[Data records for software interfaces]
------------

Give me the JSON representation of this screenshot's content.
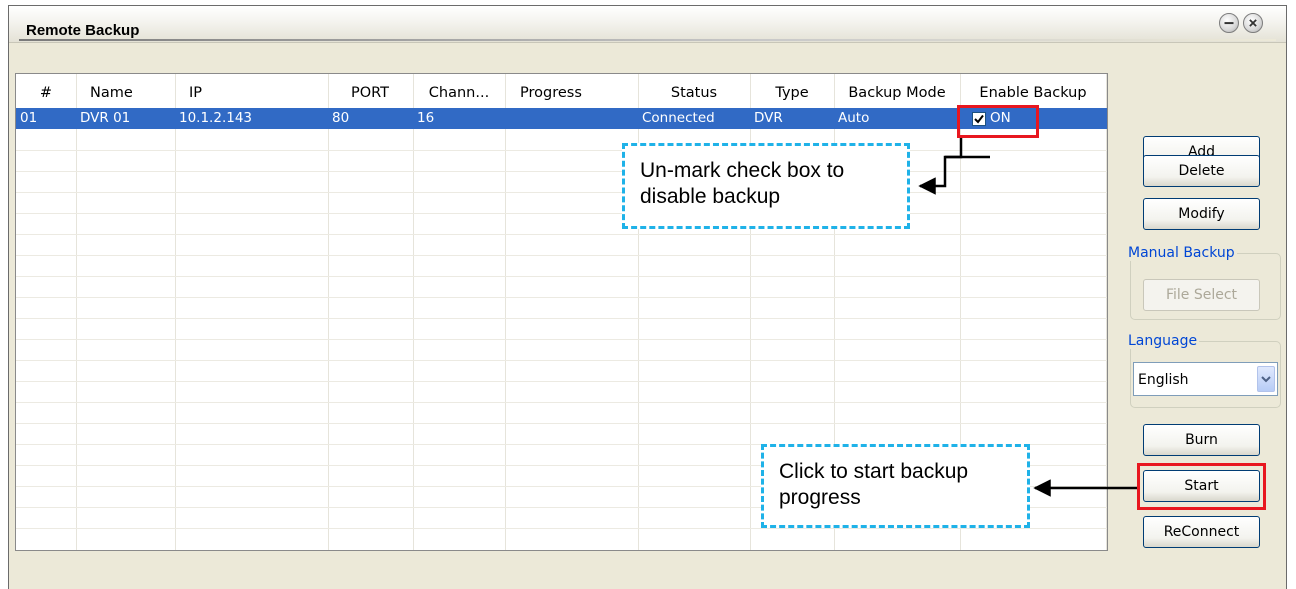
{
  "window": {
    "title": "Remote Backup"
  },
  "table": {
    "columns": [
      "#",
      "Name",
      "IP",
      "PORT",
      "Chann...",
      "Progress",
      "Status",
      "Type",
      "Backup Mode",
      "Enable Backup"
    ],
    "rows": [
      {
        "num": "01",
        "name": "DVR 01",
        "ip": "10.1.2.143",
        "port": "80",
        "channels": "16",
        "progress": "",
        "status": "Connected",
        "type": "DVR",
        "backup_mode": "Auto",
        "enable_backup": true,
        "enable_label": "ON"
      }
    ]
  },
  "buttons": {
    "add": "Add",
    "delete": "Delete",
    "modify": "Modify",
    "file_select": "File Select",
    "burn": "Burn",
    "start": "Start",
    "reconnect": "ReConnect"
  },
  "manual_backup": {
    "label": "Manual Backup"
  },
  "language": {
    "label": "Language",
    "selected": "English"
  },
  "annotations": {
    "checkbox_note": [
      "Un-mark check box to",
      "disable backup"
    ],
    "start_note": [
      "Click to start backup",
      "progress"
    ]
  },
  "colors": {
    "selection": "#316ac5",
    "highlight_box": "#e8171f",
    "callout_border": "#1fb2e8",
    "group_label": "#0046d5"
  },
  "icons": [
    "minimize-icon",
    "close-icon",
    "checkmark-icon",
    "dropdown-arrow-icon"
  ]
}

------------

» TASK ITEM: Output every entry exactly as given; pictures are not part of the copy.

» ANSWER SPACE:
Give me the JSON representation of this screenshot's content.
{
  "window": {
    "title": "Remote Backup"
  },
  "table": {
    "columns": [
      "#",
      "Name",
      "IP",
      "PORT",
      "Chann...",
      "Progress",
      "Status",
      "Type",
      "Backup Mode",
      "Enable Backup"
    ],
    "rows": [
      {
        "num": "01",
        "name": "DVR 01",
        "ip": "10.1.2.143",
        "port": "80",
        "channels": "16",
        "progress": "",
        "status": "Connected",
        "type": "DVR",
        "backup_mode": "Auto",
        "enable_backup": true,
        "enable_label": "ON"
      }
    ]
  },
  "buttons": {
    "add": "Add",
    "delete": "Delete",
    "modify": "Modify",
    "file_select": "File Select",
    "burn": "Burn",
    "start": "Start",
    "reconnect": "ReConnect"
  },
  "manual_backup": {
    "label": "Manual Backup"
  },
  "language": {
    "label": "Language",
    "selected": "English"
  },
  "annotations": {
    "checkbox_note": [
      "Un-mark check box to",
      "disable backup"
    ],
    "start_note": [
      "Click to start backup",
      "progress"
    ]
  },
  "colors": {
    "selection": "#316ac5",
    "highlight_box": "#e8171f",
    "callout_border": "#1fb2e8",
    "group_label": "#0046d5"
  },
  "icons": [
    "minimize-icon",
    "close-icon",
    "checkmark-icon",
    "dropdown-arrow-icon"
  ]
}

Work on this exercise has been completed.